Birmingham City Council Short Break Statement 2017 to 2018
“The Breaks for Carers of Disabled Children” Regulations 2011 places a duty on local authorities to have regard to the needs of carers who would be unable to continue to care for their disabled child without a short break, or would be able to care more effectively if breaks are given;
- to look after other children of the family more effectively
- to take part in training and education or
- to carry out day to day tasks in running the household
Funding of short breaks was impacted on by the withdrawal of the Short Breaks Grant and the Early Intervention Grant. Since 2013 to 2014 there has not been any ring-fenced funding for Short Breaks, but the Commissioning Team has been able to maintain a consistent level of investment despite having to implement significant savings.
Since 2009, through regular consultation and conversation with disabled children and their parents, and carers we have received a consistent message about the types and characteristics of services valued by children, young people and their parents. These include:

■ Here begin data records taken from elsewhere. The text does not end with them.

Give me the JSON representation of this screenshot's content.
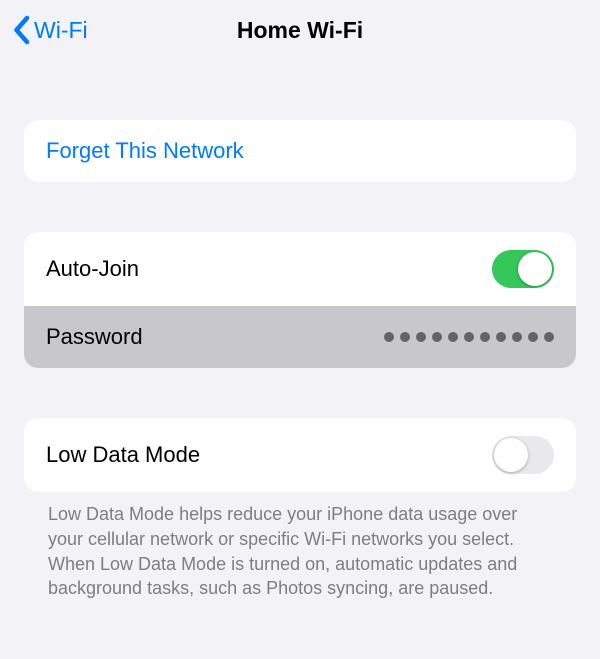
{
  "nav": {
    "back_label": "Wi-Fi",
    "title": "Home Wi-Fi"
  },
  "forget": {
    "label": "Forget This Network"
  },
  "settings": {
    "autojoin_label": "Auto-Join",
    "autojoin_on": true,
    "password_label": "Password",
    "password_dot_count": 11
  },
  "lowdata": {
    "label": "Low Data Mode",
    "on": false,
    "help": "Low Data Mode helps reduce your iPhone data usage over your cellular network or specific Wi-Fi networks you select. When Low Data Mode is turned on, automatic updates and background tasks, such as Photos syncing, are paused."
  }
}
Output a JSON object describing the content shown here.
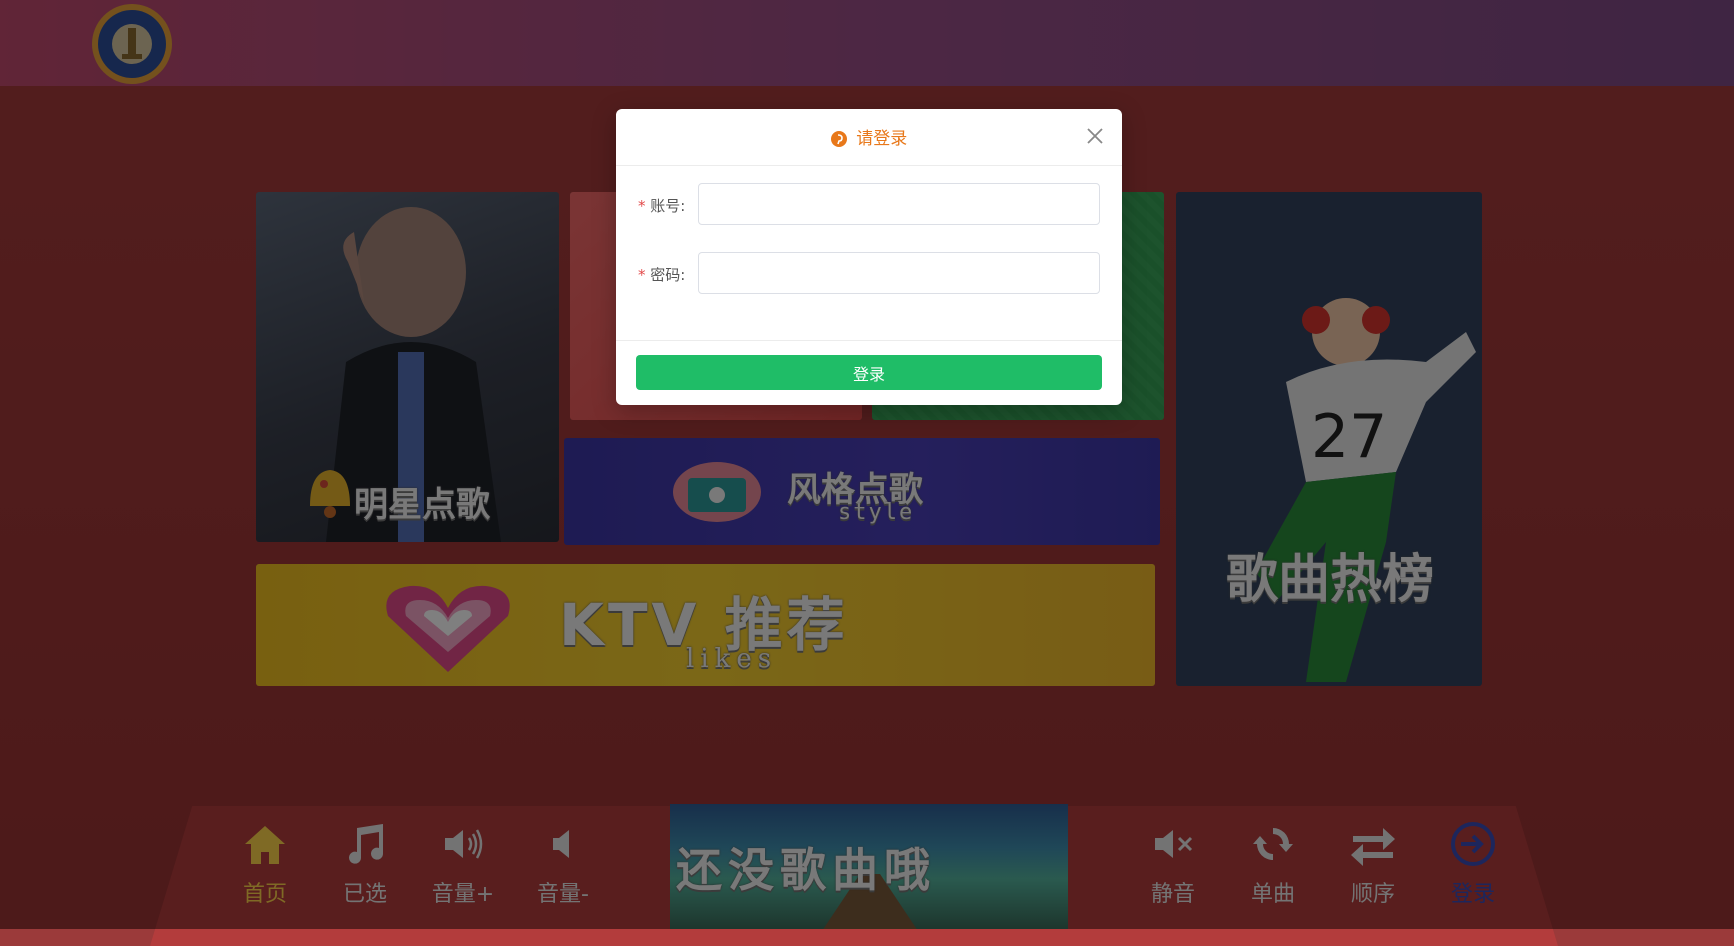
{
  "logo": {
    "text_top": "TRUTH",
    "text_left": "FREEDOM",
    "text_right": "JUSTICE",
    "text_bottom_left": "LOVE",
    "text_bottom_right": "PEACE"
  },
  "tiles": {
    "star": {
      "label": "明星点歌"
    },
    "style": {
      "label": "风格点歌",
      "sub": "style"
    },
    "hot": {
      "label": "歌曲热榜"
    },
    "ktv": {
      "label": "KTV 推荐",
      "sub": "likes"
    }
  },
  "now_playing": {
    "label": "还没歌曲哦"
  },
  "controls": {
    "home": "首页",
    "selected": "已选",
    "volume_up": "音量+",
    "volume_down": "音量-",
    "mute": "静音",
    "single": "单曲",
    "order": "顺序",
    "login": "登录"
  },
  "modal": {
    "title": "请登录",
    "account_label": "账号:",
    "account_value": "",
    "password_label": "密码:",
    "password_value": "",
    "required_mark": "*",
    "submit": "登录"
  },
  "colors": {
    "title_accent": "#e8781a",
    "submit_bg": "#1fbd67",
    "required": "#e24b4b",
    "home_active": "#ffd44a",
    "login_icon": "#3a4db8"
  }
}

- Provision of services in the local area
- Activities covering all the school holidays, including half-term holidays
- Saturday clubs and weekend activities
- After school and evening activities
- Opportunities for disabled children and young people to develop friendships
- Confidence that disabled children’s needs will be met by appropriately trained staff in all settings
- Flexible services and timely support to meet changing family needs
In January 2014 the Council commissioned short breaks for children with moderate needs. Short breaks for children with complex needs, requiring 1:1 or 1:2 staff support, followed in December 2014.
The approach of allocating an indicative 100 hours per child was determined following benchmarking other regional local authorities (by accessing their Short Breaks Statements). The suggested allocation was for 10 holiday days and some weekend provision. In the current economic climate, the Council has a duty to maximise the service reach as much as possible and reduce the historic imbalance reported in the consultation of some children receiving lots of support and others receiving little or no support.
As the scope of the New Children’s Trust continues to be defined, there is a resulting impact on existing council structures. One of these is that the work on disabled children’s short breaks contracts are regarded to be within scope for the Children’s Trust.
The Governance of the Children’s Trust has also been confirmed with the appointments of Andrew Christie (Chair), Andy Couldrick (Chief Executive) and six Non-Executive Directors.
The Trust Board is playing an active role in the transition arrangements and will therefore need to be sighted to the proposals for any redesign or re-tendering of contracted services so that they deliver outcomes and priorities set by the Children’s Trust.
Children, parents and providers will be invited to contribute to discussions, using a range of media, to work together to determine how we will commission a new set of services for the short breaks offer.
The Birmingham Parent Carers Forum is a key partner, representing parents and carers views at SEND Stakeholders Group and if you are not involved I would encourage you to use the Forum to express your views. Contact us by email at: firstname.lastname@example.org
A number of parents have raised concerns about the change to the number of available short breaks hours impacting on their ability to work. The legislation is quite clear that short breaks were never intended to be a substitute for childcare.
The Commissioning team supports partnership arrangements between parents and providers that helps identify creative solutions and maintains a diversity of provision.
Download the full Birmingham City Council Short Break Statement 2017 to 2018 statement